  • Occupation / Activity

If, in a young patient, the ball was weak due to a reduction in blood supply, an uncemented ceramic on ceramic total hip replacement could be carried out. Ceramic on ceramic bearing surfaces have the least coefficient of friction. They produce the least amount of debris. Debris is produced in all joint replacements owing to movement between the ball and the socket. These particles affect the bond between the implant and the bone and produce loosening. This greatly reduces the longevity of artificial joints.

In an older person, suffering from Parkinsonism or obesity or a fractured neck of femur requiring total hip replacement, (conditions where there is a high chance of dislocation) it is ideal to use a big head (36mm or higher) to reduce the risk of dislocation. In the elderly, where one encounters weak bone, it may be necessary to use bone cement to ensure proper stability and fit. As they may also have weak musculature, a cemented component could be combined with a big head to reduce the chance of dislocation.

Beware of the badly placed implant

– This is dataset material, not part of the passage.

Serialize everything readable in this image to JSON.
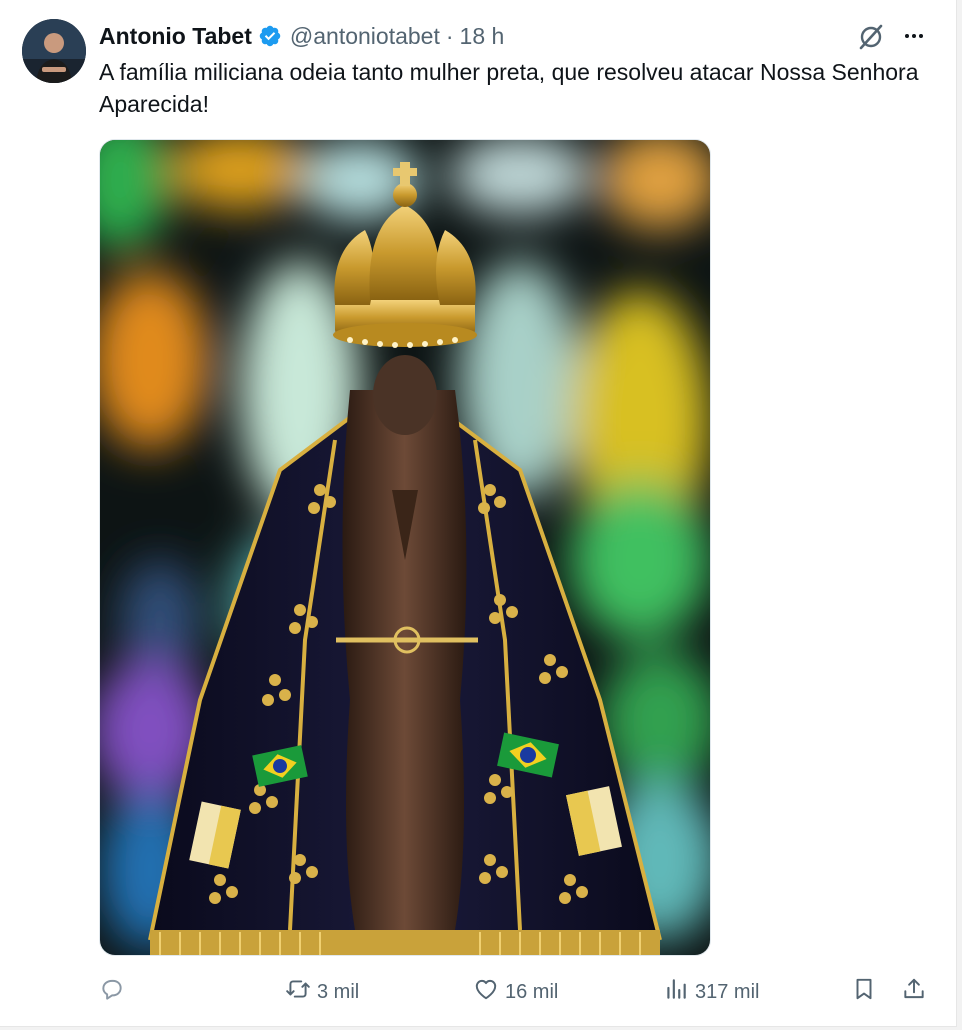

It is logical therefore that one has to choose carefully from an array of products to ensure each patient gets the best suited hip. But there is more. The angles in which the prostheses are placed affect their longevity and function. A badly placed prosthesis could result in a huge restriction in mobility, prove to be unstable and dislocate easily or even wear out quickly. Careful pre-operative planning using radiographic images ensures that leg length inequality is corrected and post operatively the limbs are the same length. This results in a normal gait pattern being quickly established.

And finally... a Joint for Life

The surgical approach plays an important role too. Minimally invasive surgery involves virtually no muscle cutting. The need for blood transfusion is nil and faster mobility and early discharge reduce the chance of deep vein thrombosis and shorten hospital stay. All this translates to a great saving in cost for the patient. Less muscle damage also reduces the risk of dislocation. The ideal hip inserted via an ideal approach results in the ideal result

A Joint for Life. This is the MIOT promise.